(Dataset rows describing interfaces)
**********

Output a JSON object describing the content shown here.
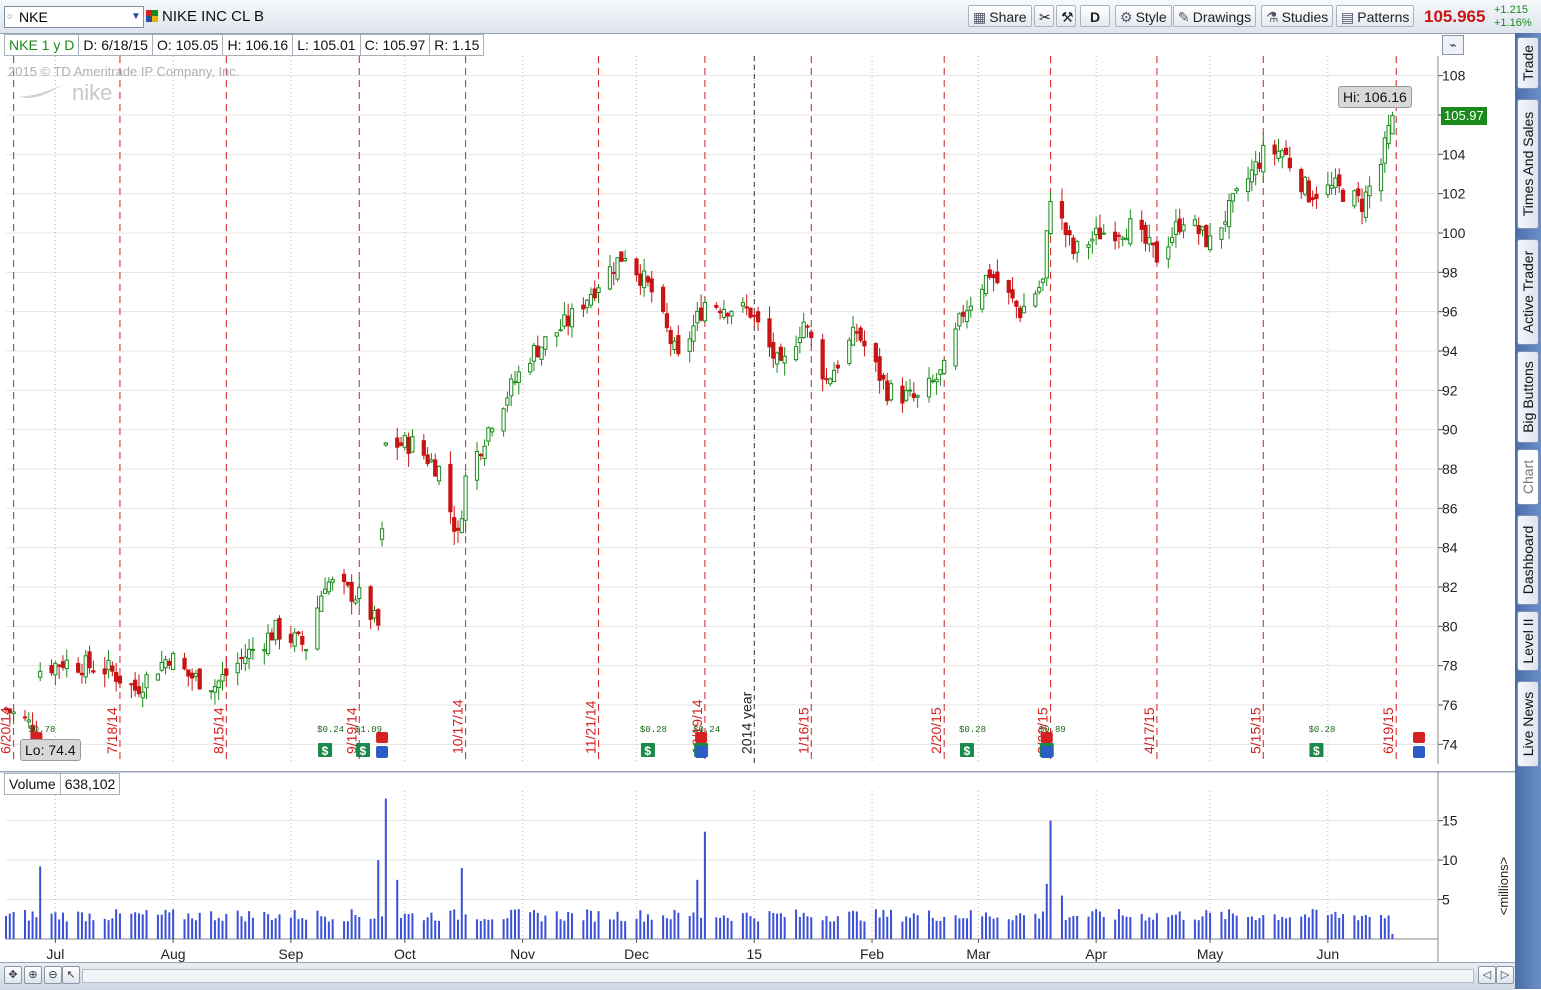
{
  "toolbar": {
    "symbol": "NKE",
    "company": "NIKE INC CL B",
    "share_label": "Share",
    "aggregation_label": "D",
    "style_label": "Style",
    "drawings_label": "Drawings",
    "studies_label": "Studies",
    "patterns_label": "Patterns",
    "last_price": "105.965",
    "net_change": "+1.215",
    "pct_change": "+1.16%"
  },
  "infobar": {
    "symbol_period": "NKE 1 y D",
    "date": "D: 6/18/15",
    "open": "O: 105.05",
    "high": "H: 106.16",
    "low": "L: 105.01",
    "close": "C: 105.97",
    "range": "R: 1.15"
  },
  "watermark": "2015 © TD Ameritrade IP Company, Inc.",
  "brand": "nike",
  "hi_label": "Hi: 106.16",
  "lo_label": "Lo: 74.4",
  "last_tag": "105.97",
  "volume_panel": {
    "label": "Volume",
    "value": "638,102",
    "unit_label": "<millions>"
  },
  "sidebar": {
    "tabs": [
      "Trade",
      "Times And Sales",
      "Active Trader",
      "Big Buttons",
      "Chart",
      "Dashboard",
      "Level II",
      "Live News"
    ]
  },
  "colors": {
    "up": "#1a8a1a",
    "down": "#c81414",
    "volume": "#3a50d8",
    "grid": "#b8b8b8",
    "event_line": "#d42020"
  },
  "chart_data": {
    "type": "candlestick",
    "title": "NIKE INC CL B",
    "symbol": "NKE",
    "period": "1 y D",
    "y_ticks": [
      74,
      76,
      78,
      80,
      82,
      84,
      86,
      88,
      90,
      92,
      94,
      96,
      98,
      100,
      102,
      104,
      106,
      108
    ],
    "ylim": [
      73,
      109
    ],
    "x_range": [
      "2014-06-18",
      "2015-06-30"
    ],
    "month_labels": [
      {
        "date": "2014-07-01",
        "label": "Jul"
      },
      {
        "date": "2014-08-01",
        "label": "Aug"
      },
      {
        "date": "2014-09-01",
        "label": "Sep"
      },
      {
        "date": "2014-10-01",
        "label": "Oct"
      },
      {
        "date": "2014-11-01",
        "label": "Nov"
      },
      {
        "date": "2014-12-01",
        "label": "Dec"
      },
      {
        "date": "2015-01-01",
        "label": "15"
      },
      {
        "date": "2015-02-01",
        "label": "Feb"
      },
      {
        "date": "2015-03-01",
        "label": "Mar"
      },
      {
        "date": "2015-04-01",
        "label": "Apr"
      },
      {
        "date": "2015-05-01",
        "label": "May"
      },
      {
        "date": "2015-06-01",
        "label": "Jun"
      }
    ],
    "expiration_lines": [
      {
        "date": "2014-06-20",
        "label": "6/20/14"
      },
      {
        "date": "2014-07-18",
        "label": "7/18/14"
      },
      {
        "date": "2014-08-15",
        "label": "8/15/14"
      },
      {
        "date": "2014-09-19",
        "label": "9/19/14"
      },
      {
        "date": "2014-10-17",
        "label": "10/17/14"
      },
      {
        "date": "2014-11-21",
        "label": "11/21/14"
      },
      {
        "date": "2014-12-19",
        "label": "12/19/14"
      },
      {
        "date": "2015-01-16",
        "label": "1/16/15"
      },
      {
        "date": "2015-02-20",
        "label": "2/20/15"
      },
      {
        "date": "2015-03-20",
        "label": "3/20/15"
      },
      {
        "date": "2015-04-17",
        "label": "4/17/15"
      },
      {
        "date": "2015-05-15",
        "label": "5/15/15"
      },
      {
        "date": "2015-06-19",
        "label": "6/19/15"
      }
    ],
    "year_line": {
      "date": "2015-01-01",
      "label": "2014 year"
    },
    "dividends": [
      {
        "date": "2014-06-26",
        "label": "$0.78"
      },
      {
        "date": "2014-09-10",
        "label": "$0.24"
      },
      {
        "date": "2014-09-20",
        "label": "$1.09"
      },
      {
        "date": "2014-12-04",
        "label": "$0.28"
      },
      {
        "date": "2014-12-18",
        "label": "$0.24"
      },
      {
        "date": "2015-02-26",
        "label": "$0.28"
      },
      {
        "date": "2015-03-19",
        "label": "$0.89"
      },
      {
        "date": "2015-05-29",
        "label": "$0.28"
      }
    ],
    "earnings": [
      "2014-06-26",
      "2014-09-25",
      "2014-12-18",
      "2015-03-19",
      "2015-06-25"
    ],
    "anchors": [
      [
        "2014-06-18",
        75.8
      ],
      [
        "2014-06-26",
        74.8
      ],
      [
        "2014-06-27",
        77.8
      ],
      [
        "2014-07-03",
        78.2
      ],
      [
        "2014-07-15",
        77.8
      ],
      [
        "2014-07-22",
        76.8
      ],
      [
        "2014-07-31",
        78.5
      ],
      [
        "2014-08-05",
        77.5
      ],
      [
        "2014-08-12",
        77.0
      ],
      [
        "2014-08-20",
        78.5
      ],
      [
        "2014-08-28",
        79.8
      ],
      [
        "2014-09-05",
        79.0
      ],
      [
        "2014-09-10",
        82.3
      ],
      [
        "2014-09-19",
        81.5
      ],
      [
        "2014-09-24",
        80.0
      ],
      [
        "2014-09-26",
        89.2
      ],
      [
        "2014-10-03",
        89.3
      ],
      [
        "2014-10-10",
        88.0
      ],
      [
        "2014-10-15",
        84.5
      ],
      [
        "2014-10-17",
        87.5
      ],
      [
        "2014-10-24",
        90.5
      ],
      [
        "2014-11-03",
        93.8
      ],
      [
        "2014-11-13",
        95.5
      ],
      [
        "2014-11-21",
        97.5
      ],
      [
        "2014-11-28",
        99.0
      ],
      [
        "2014-12-05",
        97.0
      ],
      [
        "2014-12-12",
        93.5
      ],
      [
        "2014-12-19",
        96.5
      ],
      [
        "2014-12-31",
        96.0
      ],
      [
        "2015-01-08",
        93.0
      ],
      [
        "2015-01-14",
        95.5
      ],
      [
        "2015-01-20",
        92.5
      ],
      [
        "2015-01-28",
        95.0
      ],
      [
        "2015-02-05",
        92.0
      ],
      [
        "2015-02-13",
        91.5
      ],
      [
        "2015-02-20",
        93.0
      ],
      [
        "2015-02-25",
        96.0
      ],
      [
        "2015-03-04",
        98.0
      ],
      [
        "2015-03-12",
        96.0
      ],
      [
        "2015-03-18",
        97.5
      ],
      [
        "2015-03-20",
        102.0
      ],
      [
        "2015-03-26",
        99.0
      ],
      [
        "2015-04-02",
        100.0
      ],
      [
        "2015-04-10",
        100.3
      ],
      [
        "2015-04-17",
        98.8
      ],
      [
        "2015-04-24",
        100.8
      ],
      [
        "2015-05-01",
        99.5
      ],
      [
        "2015-05-08",
        101.8
      ],
      [
        "2015-05-15",
        104.0
      ],
      [
        "2015-05-20",
        104.2
      ],
      [
        "2015-05-27",
        102.0
      ],
      [
        "2015-06-03",
        102.3
      ],
      [
        "2015-06-10",
        101.5
      ],
      [
        "2015-06-15",
        103.5
      ],
      [
        "2015-06-18",
        105.97
      ]
    ],
    "volume_ticks": [
      5,
      10,
      15
    ],
    "volume_ylim": [
      0,
      18
    ],
    "volume_unit": "millions",
    "volume_spikes": [
      [
        "2014-06-27",
        9.2
      ],
      [
        "2014-09-24",
        10.0
      ],
      [
        "2014-09-26",
        17.8
      ],
      [
        "2014-09-29",
        7.5
      ],
      [
        "2014-10-16",
        9.0
      ],
      [
        "2014-12-17",
        7.5
      ],
      [
        "2014-12-19",
        13.6
      ],
      [
        "2015-03-19",
        7.0
      ],
      [
        "2015-03-20",
        15.0
      ],
      [
        "2015-03-23",
        5.5
      ]
    ]
  }
}
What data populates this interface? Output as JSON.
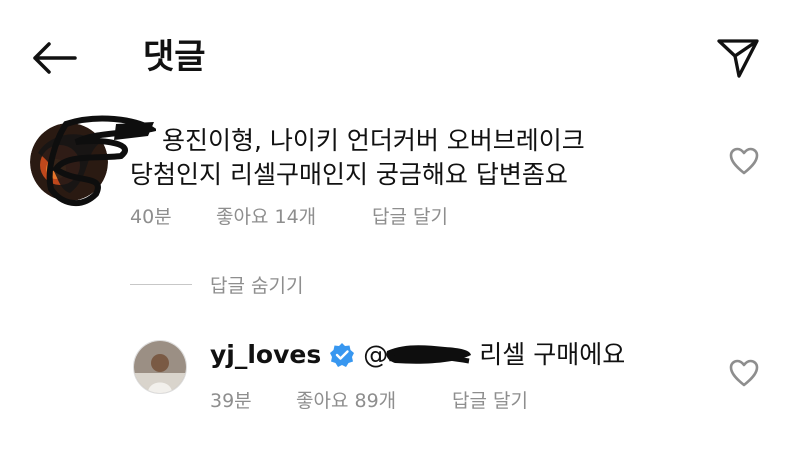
{
  "header": {
    "title": "댓글",
    "back_icon": "arrow-left-icon",
    "share_icon": "paper-plane-icon"
  },
  "comment": {
    "text_line1": "용진이형, 나이키 언더커버 오버브레이크",
    "text_line2": "당첨인지 리셀구매인지 궁금해요 답변좀요",
    "time": "40분",
    "likes": "좋아요 14개",
    "reply": "답글 달기"
  },
  "hide_replies": "답글 숨기기",
  "reply": {
    "username": "yj_loves",
    "mention_prefix": "@",
    "text": "리셀 구매에요",
    "time": "39분",
    "likes": "좋아요 89개",
    "reply": "답글 달기"
  },
  "colors": {
    "text": "#111111",
    "meta": "#8e8e8e",
    "verified": "#3897f0"
  }
}
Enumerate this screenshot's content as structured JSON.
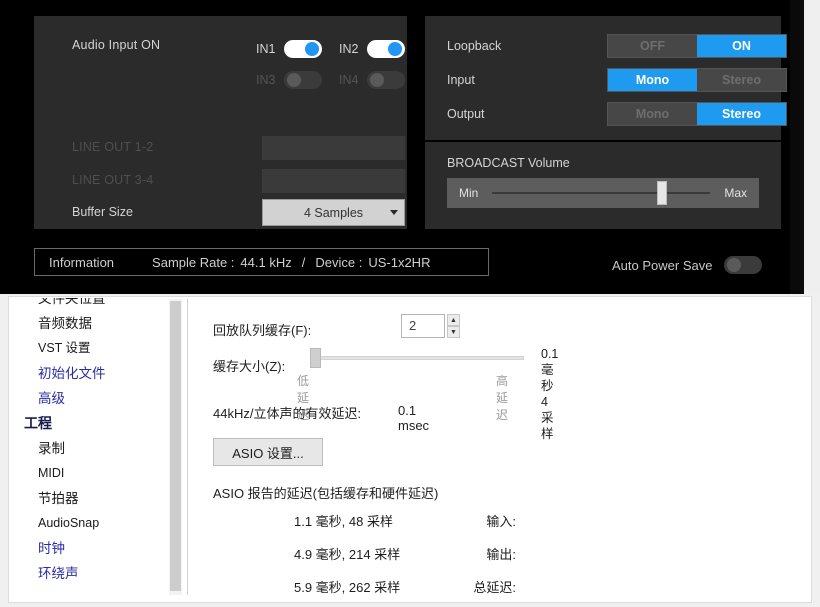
{
  "mixer": {
    "audio_input_label": "Audio Input ON",
    "inputs": [
      {
        "name": "IN1",
        "state": "on"
      },
      {
        "name": "IN2",
        "state": "on"
      },
      {
        "name": "IN3",
        "state": "off"
      },
      {
        "name": "IN4",
        "state": "off"
      }
    ],
    "line_out_12_label": "LINE OUT 1-2",
    "line_out_34_label": "LINE OUT 3-4",
    "buffer_size_label": "Buffer Size",
    "buffer_size_value": "4 Samples",
    "loopback_label": "Loopback",
    "loopback_off": "OFF",
    "loopback_on": "ON",
    "input_label": "Input",
    "input_mono": "Mono",
    "input_stereo": "Stereo",
    "output_label": "Output",
    "output_mono": "Mono",
    "output_stereo": "Stereo",
    "broadcast_title": "BROADCAST Volume",
    "broadcast_min": "Min",
    "broadcast_max": "Max",
    "broadcast_value_pct": 78,
    "information_label": "Information",
    "sample_rate_label": "Sample Rate :",
    "sample_rate_value": "44.1 kHz",
    "separator": "/",
    "device_label": "Device :",
    "device_value": "US-1x2HR",
    "auto_power_save_label": "Auto Power Save",
    "auto_power_save_state": "off",
    "accent_color": "#1e9bf0",
    "panel_color": "#2b2b2b"
  },
  "prefs": {
    "sidebar": [
      {
        "label": "文件夹位置",
        "style": "normal",
        "cut": true
      },
      {
        "label": "音频数据",
        "style": "normal"
      },
      {
        "label": "VST 设置",
        "style": "latin"
      },
      {
        "label": "初始化文件",
        "style": "blue"
      },
      {
        "label": "高级",
        "style": "blue"
      },
      {
        "label": "工程",
        "style": "head"
      },
      {
        "label": "录制",
        "style": "normal"
      },
      {
        "label": "MIDI",
        "style": "latin"
      },
      {
        "label": "节拍器",
        "style": "normal"
      },
      {
        "label": "AudioSnap",
        "style": "latin"
      },
      {
        "label": "时钟",
        "style": "blue"
      },
      {
        "label": "环绕声",
        "style": "blue"
      }
    ],
    "playback_queue_label": "回放队列缓存(F):",
    "playback_queue_value": "2",
    "spin_up": "▲",
    "spin_down": "▼",
    "buffer_size_label": "缓存大小(Z):",
    "buffer_slider_pct": 0,
    "latency_low": "低延迟",
    "latency_high": "高延迟",
    "buffer_msec": "0.1 毫秒",
    "buffer_samples": "4 采样",
    "effective_latency_label": "44kHz/立体声的有效延迟:",
    "effective_latency_value": "0.1 msec",
    "asio_settings_button": "ASIO 设置...",
    "asio_report_header": "ASIO 报告的延迟(包括缓存和硬件延迟)",
    "report": [
      {
        "key": "输入:",
        "value": "1.1 毫秒, 48 采样"
      },
      {
        "key": "输出:",
        "value": "4.9 毫秒, 214 采样"
      },
      {
        "key": "总延迟:",
        "value": "5.9 毫秒, 262 采样"
      }
    ]
  }
}
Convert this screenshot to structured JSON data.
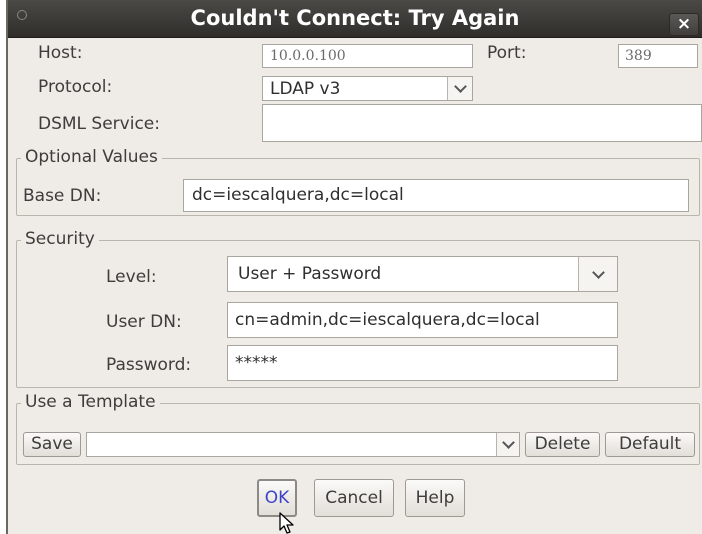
{
  "window": {
    "title": "Couldn't Connect: Try Again",
    "close_glyph": "×"
  },
  "connection": {
    "host_label": "Host:",
    "host_value": "10.0.0.100",
    "port_label": "Port:",
    "port_value": "389",
    "protocol_label": "Protocol:",
    "protocol_value": "LDAP v3",
    "dsml_label": "DSML Service:",
    "dsml_value": ""
  },
  "optional": {
    "title": "Optional Values",
    "base_dn_label": "Base DN:",
    "base_dn_value": "dc=iescalquera,dc=local"
  },
  "security": {
    "title": "Security",
    "level_label": "Level:",
    "level_value": "User + Password",
    "user_dn_label": "User DN:",
    "user_dn_value": "cn=admin,dc=iescalquera,dc=local",
    "password_label": "Password:",
    "password_value": "*****"
  },
  "template": {
    "title": "Use a Template",
    "save_label": "Save",
    "selected_value": "",
    "delete_label": "Delete",
    "default_label": "Default"
  },
  "buttons": {
    "ok_label": "OK",
    "cancel_label": "Cancel",
    "help_label": "Help"
  }
}
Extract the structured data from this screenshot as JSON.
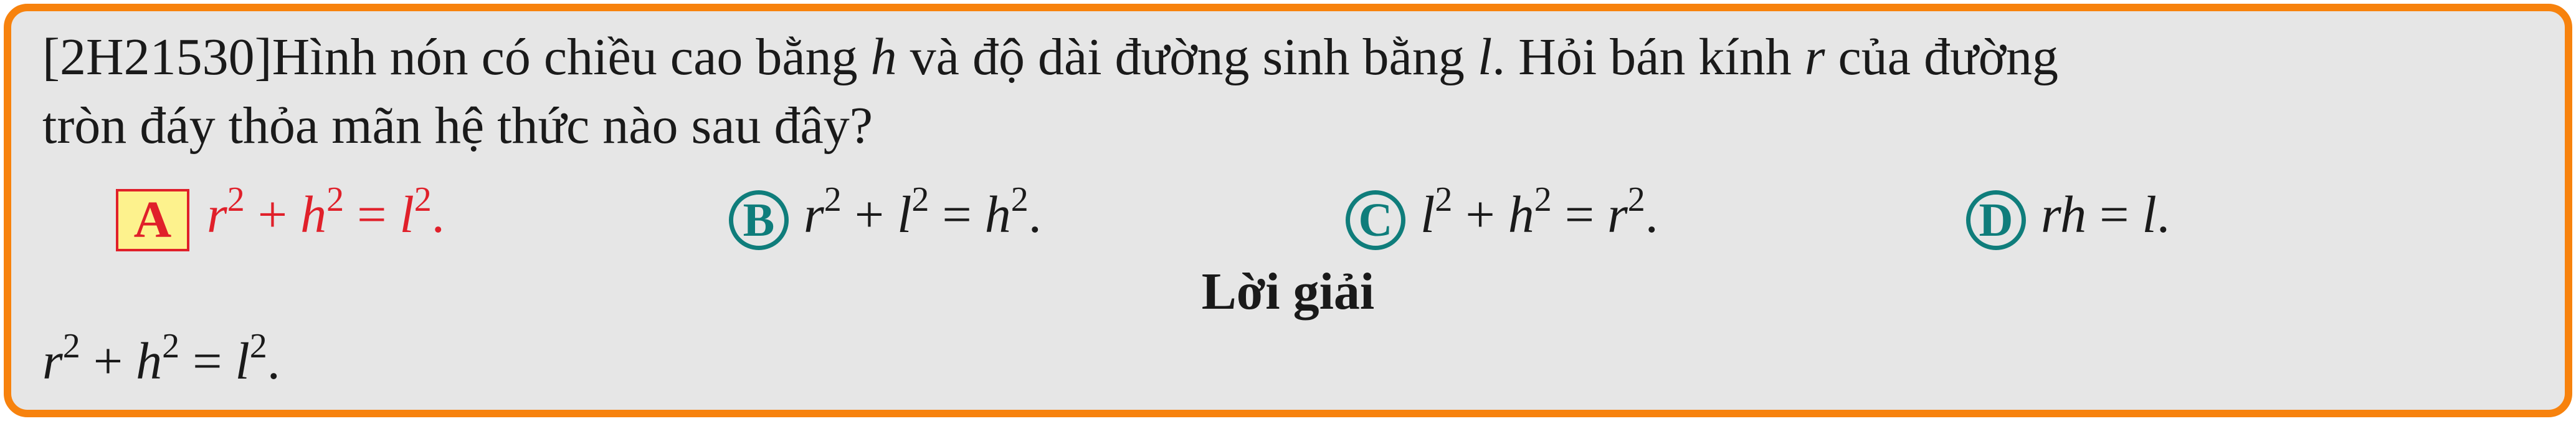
{
  "question": {
    "line1_prefix": "[2H21530]Hình nón có chiều cao bằng ",
    "var_h": "h",
    "line1_mid1": " và độ dài đường sinh bằng ",
    "var_l": "l",
    "line1_mid2": ". Hỏi bán kính ",
    "var_r": "r",
    "line1_suffix": " của đường",
    "line2": "tròn đáy thỏa mãn hệ thức nào sau đây?"
  },
  "options": [
    {
      "label": "A",
      "b1": "r",
      "e1": "2",
      "op1": " + ",
      "b2": "h",
      "e2": "2",
      "eq": " = ",
      "b3": "l",
      "e3": "2",
      "end": ".",
      "correct": true
    },
    {
      "label": "B",
      "b1": "r",
      "e1": "2",
      "op1": " + ",
      "b2": "l",
      "e2": "2",
      "eq": " = ",
      "b3": "h",
      "e3": "2",
      "end": ".",
      "correct": false
    },
    {
      "label": "C",
      "b1": "l",
      "e1": "2",
      "op1": " + ",
      "b2": "h",
      "e2": "2",
      "eq": " = ",
      "b3": "r",
      "e3": "2",
      "end": ".",
      "correct": false
    },
    {
      "label": "D",
      "formula_lhs": "rh",
      "eq": " = ",
      "rhs": "l",
      "end": ".",
      "correct": false
    }
  ],
  "solution": {
    "title": "Lời giải",
    "b1": "r",
    "e1": "2",
    "op1": " + ",
    "b2": "h",
    "e2": "2",
    "eq": " = ",
    "b3": "l",
    "e3": "2",
    "end": "."
  },
  "colors": {
    "frame": "#f7820d",
    "background": "#e6e6e6",
    "correct": "#e0202a",
    "option_circle": "#0f7d7b",
    "answer_box_fill": "#fdf28d"
  }
}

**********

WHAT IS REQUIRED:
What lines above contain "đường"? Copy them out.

OUTPUT FOR THIS EXERCISE:
    "line1_mid1": " và độ dài đường sinh bằng ",
    "line1_suffix": " của đường",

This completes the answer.